On account of these constant alarms, a public meeting was held in Fort Scott, Sunday December 13. Gov. E. Ransom was Chairman, J. Kennedy Williams, Secretary. A committee on resolutions was appointed, consisting of Charles P. Bullock, H. T. Wilson, George W. Clarke, D. F. Greenwood, Dr. Hill, S. A. Williams, J. W. Head, John H. Little, J. Cummings, William Gallaher, Mr. Harlan and B. F. Brantley. Gov. Ransom was afterward added to the committee. At an adjourned meeting held in the afternoon, the following resolutions were reported and adopted:
Resolved, That we recommend to the good citizens of the Territory to abstain from all retaliatory acts, and not to allow themselves to be drawn into illegal combinations or conduct by the acts of lawless men, but in all cases to maintain their rights under and by the laws of the land.

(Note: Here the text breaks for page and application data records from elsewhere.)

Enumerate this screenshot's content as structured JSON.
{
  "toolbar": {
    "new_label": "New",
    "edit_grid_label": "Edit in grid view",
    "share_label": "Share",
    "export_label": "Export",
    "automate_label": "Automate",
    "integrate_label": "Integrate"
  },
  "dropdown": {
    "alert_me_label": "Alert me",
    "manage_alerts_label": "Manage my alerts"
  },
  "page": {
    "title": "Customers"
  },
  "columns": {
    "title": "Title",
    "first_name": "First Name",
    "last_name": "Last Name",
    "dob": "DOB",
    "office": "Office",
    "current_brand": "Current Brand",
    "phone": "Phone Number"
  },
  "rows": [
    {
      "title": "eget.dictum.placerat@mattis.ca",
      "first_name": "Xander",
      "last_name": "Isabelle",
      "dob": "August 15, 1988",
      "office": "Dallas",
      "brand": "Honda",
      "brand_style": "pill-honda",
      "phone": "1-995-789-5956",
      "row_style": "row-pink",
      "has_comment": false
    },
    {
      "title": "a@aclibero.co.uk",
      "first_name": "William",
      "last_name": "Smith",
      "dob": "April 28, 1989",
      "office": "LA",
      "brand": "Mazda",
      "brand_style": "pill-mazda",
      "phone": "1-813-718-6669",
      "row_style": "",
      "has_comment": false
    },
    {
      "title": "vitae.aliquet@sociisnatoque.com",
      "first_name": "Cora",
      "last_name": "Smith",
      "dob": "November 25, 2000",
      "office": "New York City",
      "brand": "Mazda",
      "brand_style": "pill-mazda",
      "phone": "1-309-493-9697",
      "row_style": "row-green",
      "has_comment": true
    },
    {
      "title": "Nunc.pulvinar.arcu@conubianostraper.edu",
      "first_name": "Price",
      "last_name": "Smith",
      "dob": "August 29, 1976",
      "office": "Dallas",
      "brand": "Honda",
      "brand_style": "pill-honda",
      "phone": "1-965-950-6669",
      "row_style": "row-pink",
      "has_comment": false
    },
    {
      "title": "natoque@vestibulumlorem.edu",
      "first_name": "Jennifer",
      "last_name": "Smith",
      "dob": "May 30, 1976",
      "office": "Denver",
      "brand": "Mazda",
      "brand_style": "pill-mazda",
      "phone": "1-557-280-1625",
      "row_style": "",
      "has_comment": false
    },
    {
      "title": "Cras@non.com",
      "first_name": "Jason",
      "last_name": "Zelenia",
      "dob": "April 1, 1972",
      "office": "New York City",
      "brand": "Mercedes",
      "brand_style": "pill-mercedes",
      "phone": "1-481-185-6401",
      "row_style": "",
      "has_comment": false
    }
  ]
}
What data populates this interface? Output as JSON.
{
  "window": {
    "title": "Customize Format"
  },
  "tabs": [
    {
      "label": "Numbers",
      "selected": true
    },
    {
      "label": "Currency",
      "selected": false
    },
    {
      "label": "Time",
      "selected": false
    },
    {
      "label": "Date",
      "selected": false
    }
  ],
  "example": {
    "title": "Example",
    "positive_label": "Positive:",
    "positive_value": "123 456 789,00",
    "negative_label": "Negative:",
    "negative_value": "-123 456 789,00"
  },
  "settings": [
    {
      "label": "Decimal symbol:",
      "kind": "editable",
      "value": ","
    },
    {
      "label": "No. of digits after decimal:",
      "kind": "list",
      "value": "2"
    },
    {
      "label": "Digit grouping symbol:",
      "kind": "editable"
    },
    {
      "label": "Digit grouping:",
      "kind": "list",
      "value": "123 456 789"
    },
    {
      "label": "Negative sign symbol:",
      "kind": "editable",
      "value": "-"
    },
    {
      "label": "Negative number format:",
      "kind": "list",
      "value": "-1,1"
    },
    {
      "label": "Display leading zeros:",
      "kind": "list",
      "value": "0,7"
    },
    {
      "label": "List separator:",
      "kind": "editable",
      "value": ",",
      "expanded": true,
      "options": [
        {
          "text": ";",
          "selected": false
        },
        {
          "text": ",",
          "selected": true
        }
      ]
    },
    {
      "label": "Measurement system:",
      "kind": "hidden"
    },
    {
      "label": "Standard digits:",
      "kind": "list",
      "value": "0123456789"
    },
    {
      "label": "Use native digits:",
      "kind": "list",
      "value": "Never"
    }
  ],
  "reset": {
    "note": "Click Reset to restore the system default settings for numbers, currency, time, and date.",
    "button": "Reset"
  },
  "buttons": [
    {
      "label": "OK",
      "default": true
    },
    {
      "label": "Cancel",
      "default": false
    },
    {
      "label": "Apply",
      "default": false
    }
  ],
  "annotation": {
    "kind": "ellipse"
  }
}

In response to this appeal, Secretary Stanton sent Companies E and F, First United States Cavalry, to Fort Scott, under command of Capt. Sturgis, they arriving there December 21. Their presence had the effect to restore and maintain quiet for several weeks. But on January 10 the troops were removed to Fort Leavenworth, and it was not long before the old troubles broke out afresh, and guard duty was resumed. At that time, "Old Ganter," as he was called, a German, was living on Mill Creek, on a claim which he had bought in that part of the county. One night in February, 1858, he came into Fort Scott, and reported the enemy in his neighborhood, saying, he "vish der tam Abolitionists get frost bite mit der feet!" "Old Ganter" was somewhat of a character. He owned a slave of whom he took good care, and obliged his wife to do all the heavy work. At one time he was asked by Ed Jones if he thought it was right to drive the Free-State men off their claims as was then being done by Pro-slavery men. His reply was, "Oh, vell! By Tam, der vill pe so many less to vote." But when his time came to be driven out by the Free-State men, with characteristic inconsistency, he sought the protection of the very men of whose expulsion he had previously so emphatically approved. Ganter was afterward shot and killed by bushwhackers during the war.